5 Hot Tips to Remember When Planning Your Desert Prefab
The allure of prefab is based on three main components: it's efficient, economical, and ecologically-minded. The homes can be erected in record time with minimal intrusion on the landscape. Additionally, the components are generally light and precise, allowing for a foundation that's flexible to the rocky soils of the region. Fabricated with long-lasting materials and finishes that ensure longevity and low maintenance, prefab homes provide a comfortable living space even under severe weather conditions.
While exploring these prefabs that are perfect for the desert—thanks to thoughtful planning and a smart layout—read on to learn five best-practice measures to consider when designing your desert oasis.
The biggest challenges imposed by the climate are water scarcity, extreme temperature swings, and a rocky geology.
- To begin, proper site placement should be a top priority.
The goal is to place your home where it can receive maximum solar radiation during the winter season and minimum radiation during the summer season. Communal rooms should be located on the outer faces to act as a thermal barrier to keep the bedrooms cool. Longer walls should face north and south, so that the building receives minimum solar exposure.
2. Design your home so that most windows face north or south.
Because they're harder to shade, east- and west-facing windows contribute much more to overheating than north- or south-facing windows—so east- and west-facing windows should be minimized. Windows can be recessed into thick walls, protected by deep eaves or canopies, and every effort should be made to shade all windows.

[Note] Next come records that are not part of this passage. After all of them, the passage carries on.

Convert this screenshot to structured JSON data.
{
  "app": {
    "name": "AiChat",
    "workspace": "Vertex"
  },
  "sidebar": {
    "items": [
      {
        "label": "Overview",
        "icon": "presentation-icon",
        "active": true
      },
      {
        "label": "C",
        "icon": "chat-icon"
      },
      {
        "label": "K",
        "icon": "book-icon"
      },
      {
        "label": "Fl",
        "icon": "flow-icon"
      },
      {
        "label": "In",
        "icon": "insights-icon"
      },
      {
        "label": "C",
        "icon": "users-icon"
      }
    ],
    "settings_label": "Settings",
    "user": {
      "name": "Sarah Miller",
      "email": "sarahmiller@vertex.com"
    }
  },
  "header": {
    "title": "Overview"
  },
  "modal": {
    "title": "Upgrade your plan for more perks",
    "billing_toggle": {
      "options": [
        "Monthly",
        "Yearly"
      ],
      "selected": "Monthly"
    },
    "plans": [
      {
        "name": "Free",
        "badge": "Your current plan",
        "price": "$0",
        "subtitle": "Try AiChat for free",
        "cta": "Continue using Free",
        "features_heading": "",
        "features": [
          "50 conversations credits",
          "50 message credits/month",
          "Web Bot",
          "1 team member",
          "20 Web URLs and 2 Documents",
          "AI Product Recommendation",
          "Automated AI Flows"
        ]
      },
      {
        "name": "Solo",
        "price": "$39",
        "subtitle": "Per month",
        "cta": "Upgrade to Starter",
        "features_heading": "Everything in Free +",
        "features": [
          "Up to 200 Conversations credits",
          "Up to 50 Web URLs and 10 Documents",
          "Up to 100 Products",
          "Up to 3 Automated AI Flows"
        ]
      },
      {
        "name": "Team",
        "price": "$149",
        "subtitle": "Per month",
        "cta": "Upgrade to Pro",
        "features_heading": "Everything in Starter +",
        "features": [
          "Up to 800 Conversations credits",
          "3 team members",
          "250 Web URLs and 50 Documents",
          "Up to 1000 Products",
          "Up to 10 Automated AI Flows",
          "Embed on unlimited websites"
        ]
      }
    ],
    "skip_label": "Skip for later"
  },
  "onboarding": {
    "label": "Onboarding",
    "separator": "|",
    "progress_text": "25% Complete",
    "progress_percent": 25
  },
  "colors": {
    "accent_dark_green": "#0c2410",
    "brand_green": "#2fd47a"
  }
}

3. The thickness of wall plays an important role in moderating the thermal comfort within your home.
Thicker outer walls are preferred, as it behaves as an insulating barrier. On the floors, dense materials with thermal mass like tile, concrete, or masonry have the ability to absorb, then slowly release heat during the cooler hours.
4. The finish you choose for the exterior plays an important role as well. Choosing light colors or reflective surfaces limits heat absorption and helps keep the interior of your home cool.
5. The dynamic temperature swings that are common in desert climates offers an opportunity to design indoor/outdoor covered spaces that are usable for much of the year.
A layout surrounding a courtyard provides cross ventilation and natural cooling. Incorporating water features go a long way in assisting with evaporation and cooling. Additionally, planting large shady trees—that are native to the region—near exterior walls provides a shaded, cooling canopy.
designer, architect, writer and the lone guest at yellowwooddesign.com